When asked this week about how he teaches players to handle bad situations, Saban said, “If you can’t overcome adversity and move on to the next play and learn from the mistake that you made, I think you are going to have a difficult time not only getting better, but you’re going to have a difficult time psychologically maintaining the intensity you need to be a great player."
Among many things, Saban is a man of one-line life lessons. He has dozens of sayings that he repeats in meetings and practices and pregame speeches, uttering them so many times that they rattle in his players’ heads until they become a guide for nearly everything they do.
High achievers don’t like mediocre people and mediocre people don’t like high achievers, so you have to choose one and be one.
Don’t focus on what you want; focus on what you have to do to get what you want.
Or the four simple words that still awe Hamilton almost a year removed from college:
“It happened, so what are you going to do about it?” Hamilton says. “Are we going to have a hangover on Monday, or are we going to get through this?”
Then there is the gem that remains plastered in Allen’s brain.
You don’t want to be that blinking light on the Christmas tree.
“If one light on the Christmas tree doesn’t work, you don’t focus on everything that works; you focus on that one little missed imperfection that you can’t stand,” Allen says.
He pauses, letting out a small chuckle.
“When you think about it, you’re like, ‘Damn, that is true,’ because if you have one light on the Christmas tree that doesn’t work, it’s going to p--- you off. It’s not perfect.”
While the Alabama Redskins might laugh as they recall Saban’s sayings, there is a seriousness to his words. The coach’s goal, says his longtime strength and conditioning coordinator, Scott Cochran, is to find his players’ “breaking point, every single day.” The thinking is that when a player hits that moment when he doesn’t believe he can go any farther, he learns that he can. And once a player can see that not only is he reaching a new limit, but that the player beside him is as well, “Oh, now your skill level rises, because you see his best,” Cochran continues.

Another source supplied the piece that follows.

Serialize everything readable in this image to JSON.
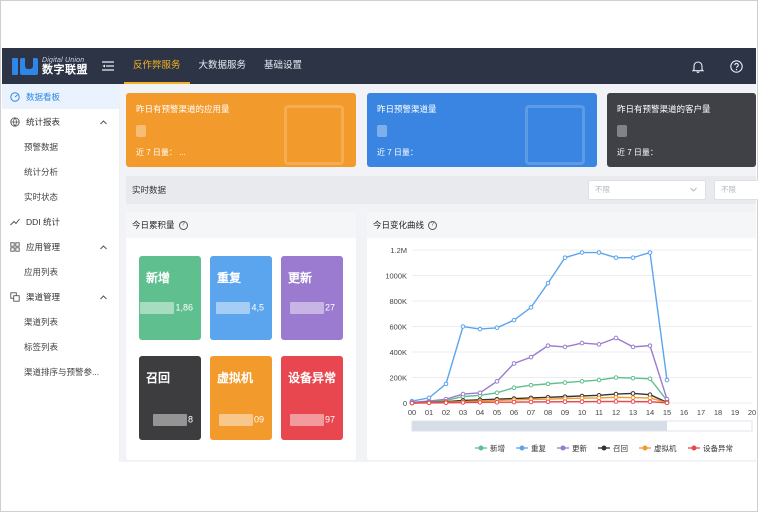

Cochran, who has been with Saban for national championships at LSU and Alabama, has a Saban saying of his own — one that, much like the players do, he takes through his daily life.
If you’re not coaching, you’re letting it happen.
“If I tell a player to give me 10 pullups and he only gives me nine, I can’t function until he gives me 10,” Cochran says. “I can’t sleep that night because I feel I failed the kid.”
Then Cochran starts to talk about the Alabama players who are in Washington, many of whom come back to school to train with him in the offseason.
“They’re not going to settle,” he says. “That same thinking [about how] a guy has to do more than nine pullups, that becomes ingrained. They’re not going to let it ride. They’re going to keep working until they won’t get it wrong.”
The morning after the New Orleans loss, Allen got up and watched the game tape. Later that day, he watched it again with his coaches at the team facility.
“It sucked,” he says, several days and two victories later.
“But there were several things on that tape that helped us to be in position to win the last two games,” he adds. “I mean, you never want to watch something where you’re not playing well, but it was necessary for this team.
“You’ve got to watch it.”
Otherwise, you’ll be that blinking light on the Christmas tree.